As you can see we now have 2 rain barrels installed -actually they are recycled plastic food drums- and because the city subsidizes this rainbarrel effort it was a pretty inexpensive exercise. $56 for the diverter, the 2 barrels, the spigots and overflow connectors and we were in business! The only extra expense was the building blocks to help raise them and allow us to easily put a watering can under the spigot, and the plywood was some scrap piece that had been kicking around for too long anyway. It's a pretty straight forward installation. The 2 barrels are connected so that when the 1st one is close to the top it just overflows into the 2nd one and I must admit I was absolutely flabbergasted at how quickly the barrel filled up! The removable top on the main barrel allows for a quick dunk of a watering can without having to go the slow spigot way...
The observant will have noticed the 2nd barrel has a closed top and it is not tapered top and bottom. Standing as tall as the 1st one, it holds a bit more water: 50 gallons versus 45 for the one with the lid.

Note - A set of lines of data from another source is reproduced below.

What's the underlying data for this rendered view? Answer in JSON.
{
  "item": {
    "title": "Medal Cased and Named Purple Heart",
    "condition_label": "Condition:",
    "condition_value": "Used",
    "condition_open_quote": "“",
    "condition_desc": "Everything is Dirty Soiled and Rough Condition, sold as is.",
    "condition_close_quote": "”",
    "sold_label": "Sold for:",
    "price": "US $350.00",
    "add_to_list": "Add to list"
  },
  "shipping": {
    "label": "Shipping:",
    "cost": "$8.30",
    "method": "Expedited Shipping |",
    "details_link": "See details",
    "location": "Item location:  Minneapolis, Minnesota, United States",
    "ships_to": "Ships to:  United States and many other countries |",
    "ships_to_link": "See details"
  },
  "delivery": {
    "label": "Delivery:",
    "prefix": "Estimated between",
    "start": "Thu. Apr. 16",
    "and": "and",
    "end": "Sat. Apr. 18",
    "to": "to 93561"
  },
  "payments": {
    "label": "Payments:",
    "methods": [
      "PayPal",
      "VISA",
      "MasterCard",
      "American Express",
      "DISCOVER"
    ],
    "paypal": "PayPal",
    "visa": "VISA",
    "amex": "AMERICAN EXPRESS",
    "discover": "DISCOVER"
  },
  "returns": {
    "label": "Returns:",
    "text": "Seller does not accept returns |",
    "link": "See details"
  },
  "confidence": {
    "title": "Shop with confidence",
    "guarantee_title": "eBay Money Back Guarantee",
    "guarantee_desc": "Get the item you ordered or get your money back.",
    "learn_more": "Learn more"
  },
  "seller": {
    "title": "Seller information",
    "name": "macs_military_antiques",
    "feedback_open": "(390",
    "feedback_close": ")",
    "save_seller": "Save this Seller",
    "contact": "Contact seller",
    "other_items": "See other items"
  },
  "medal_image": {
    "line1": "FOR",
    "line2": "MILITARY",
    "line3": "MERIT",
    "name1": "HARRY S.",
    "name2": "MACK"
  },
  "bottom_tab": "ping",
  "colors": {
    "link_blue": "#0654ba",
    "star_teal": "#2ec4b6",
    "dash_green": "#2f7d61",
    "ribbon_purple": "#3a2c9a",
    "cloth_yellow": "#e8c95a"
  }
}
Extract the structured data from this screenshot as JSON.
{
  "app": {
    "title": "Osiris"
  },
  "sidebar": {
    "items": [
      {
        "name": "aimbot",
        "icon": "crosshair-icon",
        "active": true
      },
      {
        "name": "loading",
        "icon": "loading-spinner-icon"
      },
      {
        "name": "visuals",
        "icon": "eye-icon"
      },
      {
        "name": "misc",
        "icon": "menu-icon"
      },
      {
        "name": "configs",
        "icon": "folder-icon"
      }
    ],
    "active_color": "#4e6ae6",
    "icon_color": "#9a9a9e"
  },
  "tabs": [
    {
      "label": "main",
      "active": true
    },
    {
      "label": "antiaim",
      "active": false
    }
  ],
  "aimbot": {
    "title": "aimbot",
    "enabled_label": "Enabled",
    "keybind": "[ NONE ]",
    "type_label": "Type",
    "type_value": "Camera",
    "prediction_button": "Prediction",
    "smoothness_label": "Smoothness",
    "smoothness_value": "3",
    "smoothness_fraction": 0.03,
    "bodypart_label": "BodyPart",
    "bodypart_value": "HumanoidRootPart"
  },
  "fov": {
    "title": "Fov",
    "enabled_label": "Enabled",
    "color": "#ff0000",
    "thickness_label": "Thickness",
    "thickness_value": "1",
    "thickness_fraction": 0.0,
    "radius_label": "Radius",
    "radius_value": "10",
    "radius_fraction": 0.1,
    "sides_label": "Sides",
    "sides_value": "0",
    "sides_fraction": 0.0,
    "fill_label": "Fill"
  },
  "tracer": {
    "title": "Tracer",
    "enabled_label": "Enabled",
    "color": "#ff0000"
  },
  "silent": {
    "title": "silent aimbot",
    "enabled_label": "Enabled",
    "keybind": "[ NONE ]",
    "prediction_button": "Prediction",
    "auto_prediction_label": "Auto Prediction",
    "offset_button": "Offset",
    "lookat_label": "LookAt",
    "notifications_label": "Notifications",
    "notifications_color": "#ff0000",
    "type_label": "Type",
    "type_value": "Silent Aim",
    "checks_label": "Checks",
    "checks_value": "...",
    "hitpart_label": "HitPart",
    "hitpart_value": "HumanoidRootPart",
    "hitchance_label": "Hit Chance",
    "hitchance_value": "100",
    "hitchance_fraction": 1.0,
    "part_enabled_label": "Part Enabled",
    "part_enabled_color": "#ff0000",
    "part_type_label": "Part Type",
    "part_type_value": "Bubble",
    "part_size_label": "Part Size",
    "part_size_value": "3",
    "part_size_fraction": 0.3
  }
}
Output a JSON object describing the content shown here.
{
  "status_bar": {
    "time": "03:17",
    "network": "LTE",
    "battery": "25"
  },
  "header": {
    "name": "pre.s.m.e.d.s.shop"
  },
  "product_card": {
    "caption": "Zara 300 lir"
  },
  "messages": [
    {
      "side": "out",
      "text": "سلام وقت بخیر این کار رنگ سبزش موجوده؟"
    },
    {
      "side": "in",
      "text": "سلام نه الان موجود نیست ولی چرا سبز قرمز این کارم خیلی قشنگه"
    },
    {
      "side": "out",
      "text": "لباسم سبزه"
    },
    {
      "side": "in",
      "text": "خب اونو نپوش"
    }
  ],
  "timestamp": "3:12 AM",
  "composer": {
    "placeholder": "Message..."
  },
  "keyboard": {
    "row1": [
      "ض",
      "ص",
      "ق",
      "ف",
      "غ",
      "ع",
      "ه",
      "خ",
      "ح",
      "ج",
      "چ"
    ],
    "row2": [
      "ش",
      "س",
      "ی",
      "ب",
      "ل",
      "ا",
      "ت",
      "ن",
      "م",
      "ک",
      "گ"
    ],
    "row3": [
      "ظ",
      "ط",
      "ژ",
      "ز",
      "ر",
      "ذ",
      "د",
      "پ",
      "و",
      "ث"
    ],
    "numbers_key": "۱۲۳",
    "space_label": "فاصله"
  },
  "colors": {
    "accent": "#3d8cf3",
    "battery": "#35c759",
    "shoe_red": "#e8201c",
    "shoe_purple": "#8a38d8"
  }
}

Seeing as this page is likely to get visitors from all around the world, in particular North America, I'm sure quite a few will wonder where you might be able to purchase the 'Watersaver' diverter you see in this picture. Well, it's a product developed right here in Richmond, B.C. and you can obtain one via mailorder. Simply go to: Gardenwatersaver.com
June 19th I took the bull by the horn and divided off a 3-year old 'Hyacinthina' sport, four shoots in all. Here it is freshly potted up, but by day's end the leaves had all started to hang their head. The rootball wasn't quite as large as you would expect from a regular potted-up 3-year old and with that loss of water uptake I'll have to make sure to keep it well watered and out of direct sun. I'm quite prepared to have these leaves pretty much all gone in a couple of months, but there should be plenty of new growth at that point and I'm really looking forward to what next year will bring from this sporting division.